Data
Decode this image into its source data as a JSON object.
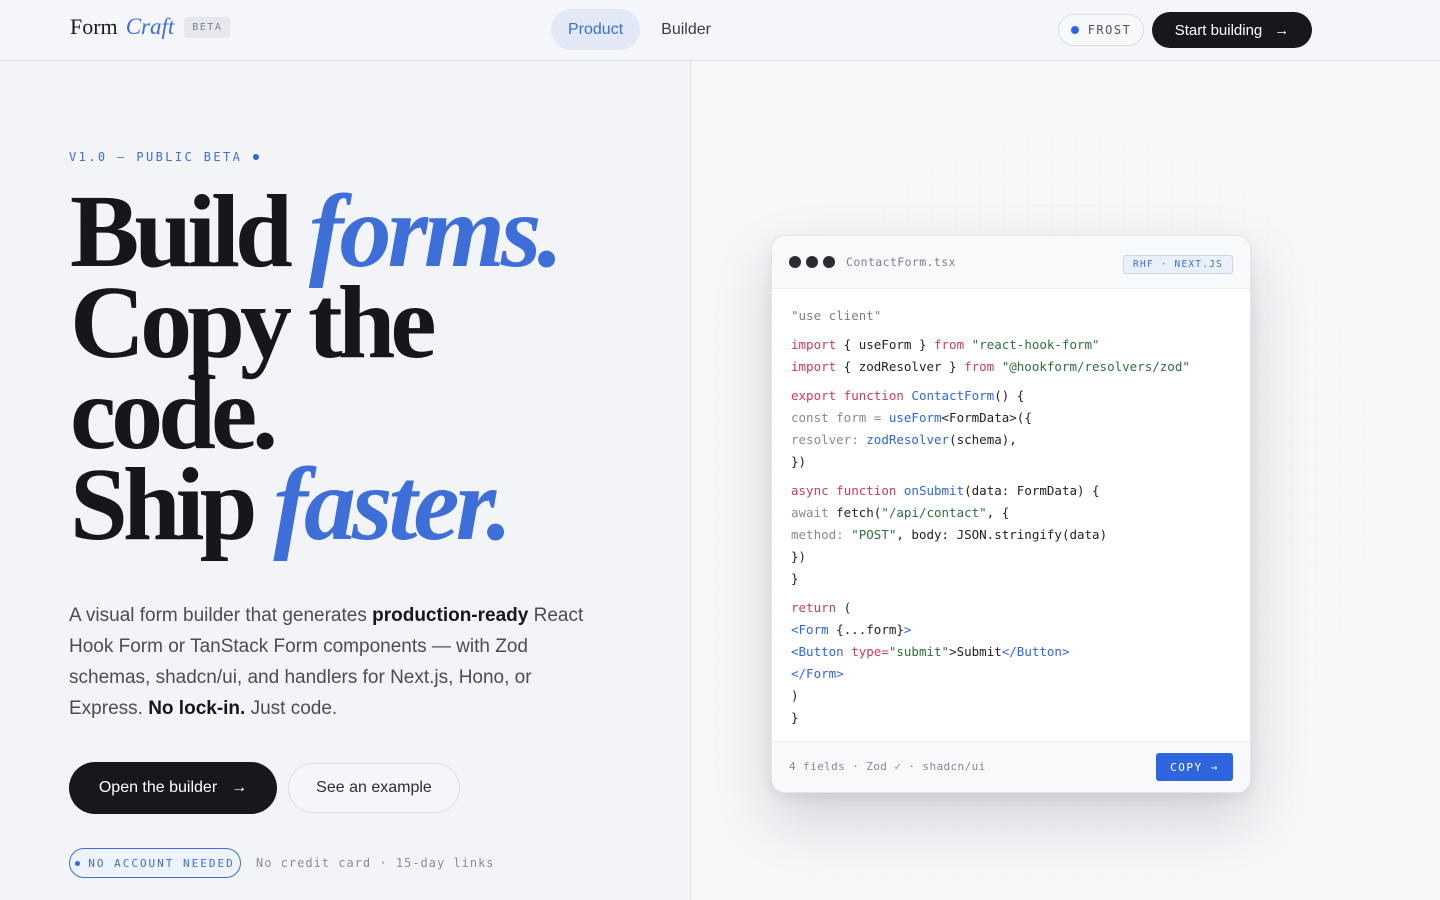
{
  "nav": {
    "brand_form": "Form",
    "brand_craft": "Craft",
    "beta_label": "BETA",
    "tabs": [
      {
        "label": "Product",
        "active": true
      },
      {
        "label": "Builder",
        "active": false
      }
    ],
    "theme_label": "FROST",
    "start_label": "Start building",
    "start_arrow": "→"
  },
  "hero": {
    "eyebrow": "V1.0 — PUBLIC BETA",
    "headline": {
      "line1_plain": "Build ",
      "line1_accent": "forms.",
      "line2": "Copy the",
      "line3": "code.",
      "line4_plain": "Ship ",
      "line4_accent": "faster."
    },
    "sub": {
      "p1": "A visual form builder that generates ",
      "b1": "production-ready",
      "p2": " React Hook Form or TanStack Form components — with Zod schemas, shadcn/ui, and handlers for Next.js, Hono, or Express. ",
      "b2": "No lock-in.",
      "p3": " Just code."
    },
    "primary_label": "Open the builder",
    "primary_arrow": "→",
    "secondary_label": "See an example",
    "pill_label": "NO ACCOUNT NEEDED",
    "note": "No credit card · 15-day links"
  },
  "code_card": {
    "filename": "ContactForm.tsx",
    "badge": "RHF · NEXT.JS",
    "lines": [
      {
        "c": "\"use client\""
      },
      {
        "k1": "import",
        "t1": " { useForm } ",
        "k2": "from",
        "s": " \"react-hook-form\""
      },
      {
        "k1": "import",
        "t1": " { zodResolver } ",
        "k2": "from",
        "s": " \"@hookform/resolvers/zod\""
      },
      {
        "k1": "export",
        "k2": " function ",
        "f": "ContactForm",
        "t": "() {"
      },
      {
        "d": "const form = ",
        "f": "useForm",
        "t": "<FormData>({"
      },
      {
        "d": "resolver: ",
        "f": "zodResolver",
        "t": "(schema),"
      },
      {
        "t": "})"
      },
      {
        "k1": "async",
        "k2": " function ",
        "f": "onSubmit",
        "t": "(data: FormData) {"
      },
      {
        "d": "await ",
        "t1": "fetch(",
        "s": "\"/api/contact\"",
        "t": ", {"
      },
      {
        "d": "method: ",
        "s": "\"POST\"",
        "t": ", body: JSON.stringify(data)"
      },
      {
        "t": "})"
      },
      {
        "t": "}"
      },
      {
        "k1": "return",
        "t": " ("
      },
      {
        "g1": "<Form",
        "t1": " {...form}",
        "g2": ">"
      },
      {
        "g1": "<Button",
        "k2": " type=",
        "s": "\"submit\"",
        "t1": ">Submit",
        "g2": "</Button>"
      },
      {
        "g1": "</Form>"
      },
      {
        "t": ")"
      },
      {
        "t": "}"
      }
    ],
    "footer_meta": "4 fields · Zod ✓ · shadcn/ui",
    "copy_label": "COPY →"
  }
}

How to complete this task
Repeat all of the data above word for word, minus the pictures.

Solution to the exercise
Decode this image into its source data as a JSON object.
{
  "nav": {
    "brand_form": "Form",
    "brand_craft": "Craft",
    "beta_label": "BETA",
    "tabs": [
      {
        "label": "Product",
        "active": true
      },
      {
        "label": "Builder",
        "active": false
      }
    ],
    "theme_label": "FROST",
    "start_label": "Start building",
    "start_arrow": "→"
  },
  "hero": {
    "eyebrow": "V1.0 — PUBLIC BETA",
    "headline": {
      "line1_plain": "Build ",
      "line1_accent": "forms.",
      "line2": "Copy the",
      "line3": "code.",
      "line4_plain": "Ship ",
      "line4_accent": "faster."
    },
    "sub": {
      "p1": "A visual form builder that generates ",
      "b1": "production-ready",
      "p2": " React Hook Form or TanStack Form components — with Zod schemas, shadcn/ui, and handlers for Next.js, Hono, or Express. ",
      "b2": "No lock-in.",
      "p3": " Just code."
    },
    "primary_label": "Open the builder",
    "primary_arrow": "→",
    "secondary_label": "See an example",
    "pill_label": "NO ACCOUNT NEEDED",
    "note": "No credit card · 15-day links"
  },
  "code_card": {
    "filename": "ContactForm.tsx",
    "badge": "RHF · NEXT.JS",
    "lines": [
      {
        "c": "\"use client\""
      },
      {
        "k1": "import",
        "t1": " { useForm } ",
        "k2": "from",
        "s": " \"react-hook-form\""
      },
      {
        "k1": "import",
        "t1": " { zodResolver } ",
        "k2": "from",
        "s": " \"@hookform/resolvers/zod\""
      },
      {
        "k1": "export",
        "k2": " function ",
        "f": "ContactForm",
        "t": "() {"
      },
      {
        "d": "const form = ",
        "f": "useForm",
        "t": "<FormData>({"
      },
      {
        "d": "resolver: ",
        "f": "zodResolver",
        "t": "(schema),"
      },
      {
        "t": "})"
      },
      {
        "k1": "async",
        "k2": " function ",
        "f": "onSubmit",
        "t": "(data: FormData) {"
      },
      {
        "d": "await ",
        "t1": "fetch(",
        "s": "\"/api/contact\"",
        "t": ", {"
      },
      {
        "d": "method: ",
        "s": "\"POST\"",
        "t": ", body: JSON.stringify(data)"
      },
      {
        "t": "})"
      },
      {
        "t": "}"
      },
      {
        "k1": "return",
        "t": " ("
      },
      {
        "g1": "<Form",
        "t1": " {...form}",
        "g2": ">"
      },
      {
        "g1": "<Button",
        "k2": " type=",
        "s": "\"submit\"",
        "t1": ">Submit",
        "g2": "</Button>"
      },
      {
        "g1": "</Form>"
      },
      {
        "t": ")"
      },
      {
        "t": "}"
      }
    ],
    "footer_meta": "4 fields · Zod ✓ · shadcn/ui",
    "copy_label": "COPY →"
  }
}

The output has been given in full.